**4 Finally, EBS contends that the district court made credibility determinations in its Opinion that are inappropriate for a summary judgment proceeding. Specifically, EBS asserts that the court erred when it observed, by footnote, that emails sent by EBS contained “harsh language” and “sarcasm,” when it stated that EBS did not “accurately set forth the date on which plaintiffs’ interns first exercised dominion and control over plaintiffs’ computers,” and when it observed that an intern resisted BI4CE’s attempts to depose him “apparently with plaintiffs’ acquiescence.” Opinion at 603-04 n. 6, 604-05 n. 9. EBS is correct, of course, that credibility determinations by a trial court are not permissible in a summary judgment proceeding. See Anderson v. Liberty Lobby, Inc., 477 U.S. 242, 255, 106 S.Ct. 2505, 91 L.Ed.2d 202 (1986) (noting that “[c]redibility determinations, the weighing of evidence, and the drawing of legitimate inferences from the facts are jury functions, not those of a judge, whether he is ruling on a motion for summary judgment or for a directed verdict”). Contrary to this contention, however, the Opinion does not reflect that the district court made any such credibility determinations. Moreover, the court did not rest its award of summary judgment to BI4CE on the specified footnotes, but instead*256 on the failure of EBS to demonstrate a dispute of material fact on the ECPA and CFAA claims. As a result, this final contention is also rejected.

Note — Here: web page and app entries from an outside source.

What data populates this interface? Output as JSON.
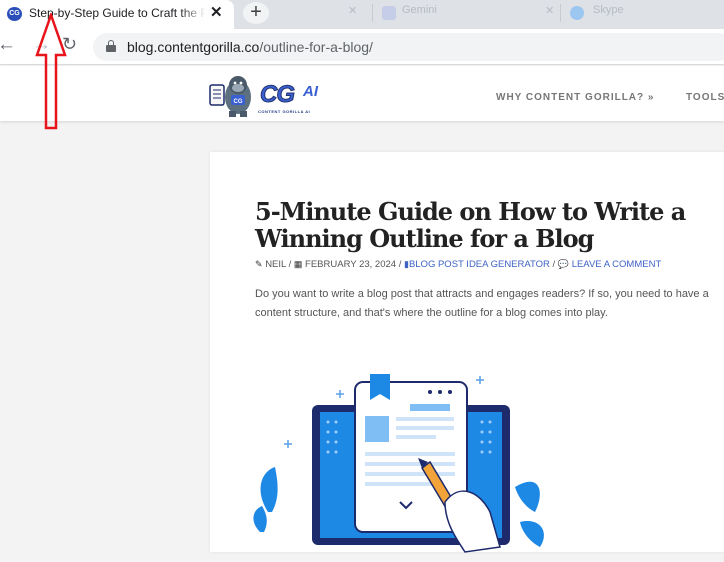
{
  "browser": {
    "active_tab": {
      "title": "Step-by-Step Guide to Craft the P",
      "favicon": "cg-favicon-icon"
    },
    "background_tabs": [
      {
        "title": "Gemini"
      },
      {
        "title": "Skype"
      }
    ],
    "new_tab_label": "+",
    "url": {
      "domain": "blog.contentgorilla.co",
      "path": "/outline-for-a-blog/"
    }
  },
  "site": {
    "logo": {
      "main": "CG",
      "suffix": "AI",
      "sub": "CONTENT GORILLA AI"
    },
    "nav": [
      {
        "label": "WHY CONTENT GORILLA? »"
      },
      {
        "label": "TOOLS"
      }
    ]
  },
  "article": {
    "title": "5-Minute Guide on How to Write a Winning Outline for a Blog",
    "meta": {
      "author": "NEIL",
      "date": "FEBRUARY 23, 2024",
      "category": "BLOG POST IDEA GENERATOR",
      "comment_link": "LEAVE A COMMENT",
      "separator": "/"
    },
    "excerpt": "Do you want to write a blog post that attracts and engages readers? If so, you need to have a content structure, and that's where the outline for a blog comes into play."
  },
  "annotation": {
    "color": "#e8141b",
    "points_to": "active-tab-title"
  },
  "colors": {
    "accent": "#3f63c5",
    "illustration_blue": "#1e88e5",
    "dark_navy": "#1d2a6b"
  }
}
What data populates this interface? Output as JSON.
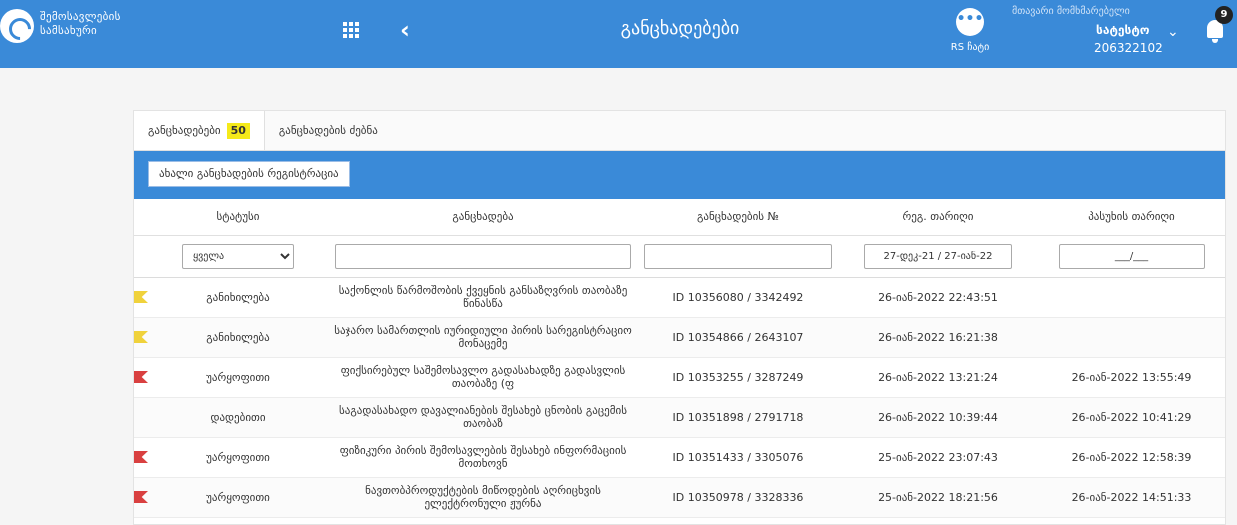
{
  "header": {
    "brand_line1": "შემოსავლების",
    "brand_line2": "სამსახური",
    "page_title": "განცხადებები",
    "chat_label": "RS ჩატი",
    "user_role": "მთავარი მომხმარებელი",
    "user_name": "სატესტო",
    "user_id": "206322102",
    "notification_count": "9"
  },
  "tabs": [
    {
      "label": "განცხადებები",
      "count": "50"
    },
    {
      "label": "განცხადების ძებნა"
    }
  ],
  "toolbar": {
    "register_label": "ახალი განცხადების რეგისტრაცია"
  },
  "columns": [
    "სტატუსი",
    "განცხადება",
    "განცხადების №",
    "რეგ. თარიღი",
    "პასუხის თარიღი"
  ],
  "filters": {
    "status_selected": "ყველა",
    "application": "",
    "number": "",
    "reg_date_range": "27-დეკ-21 / 27-იან-22",
    "answer_date": "___/___"
  },
  "colors": {
    "topbar": "#3a8ad8",
    "flag_yellow": "#f0d23c",
    "flag_red": "#d94040",
    "count_badge": "#f5ea1a"
  },
  "rows": [
    {
      "flag": "#f0d23c",
      "status": "განიხილება",
      "application": "საქონლის წარმოშობის ქვეყნის განსაზღვრის თაობაზე წინასწა",
      "number": "ID 10356080 / 3342492",
      "reg_date": "26-იან-2022 22:43:51",
      "answer_date": ""
    },
    {
      "flag": "#f0d23c",
      "status": "განიხილება",
      "application": "საჯარო სამართლის იურიდიული პირის სარეგისტრაციო მონაცემე",
      "number": "ID 10354866 / 2643107",
      "reg_date": "26-იან-2022 16:21:38",
      "answer_date": ""
    },
    {
      "flag": "#d94040",
      "status": "უარყოფითი",
      "application": "ფიქსირებულ საშემოსავლო გადასახადზე გადასვლის თაობაზე (ფ",
      "number": "ID 10353255 / 3287249",
      "reg_date": "26-იან-2022 13:21:24",
      "answer_date": "26-იან-2022 13:55:49"
    },
    {
      "flag": "",
      "status": "დადებითი",
      "application": "საგადასახადო დავალიანების შესახებ ცნობის გაცემის თაობაზ",
      "number": "ID 10351898 / 2791718",
      "reg_date": "26-იან-2022 10:39:44",
      "answer_date": "26-იან-2022 10:41:29"
    },
    {
      "flag": "#d94040",
      "status": "უარყოფითი",
      "application": "ფიზიკური პირის შემოსავლების შესახებ ინფორმაციის მოთხოვნ",
      "number": "ID 10351433 / 3305076",
      "reg_date": "25-იან-2022 23:07:43",
      "answer_date": "26-იან-2022 12:58:39"
    },
    {
      "flag": "#d94040",
      "status": "უარყოფითი",
      "application": "ნავთობპროდუქტების მიწოდების აღრიცხვის ელექტრონული ჟურნა",
      "number": "ID 10350978 / 3328336",
      "reg_date": "25-იან-2022 18:21:56",
      "answer_date": "26-იან-2022 14:51:33"
    }
  ]
}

Pursuant to the foregoing, we are unable to identify any reversible error made by the district court in its disposition of this case, and we thus affirm its award of summary judgment to BI4CE.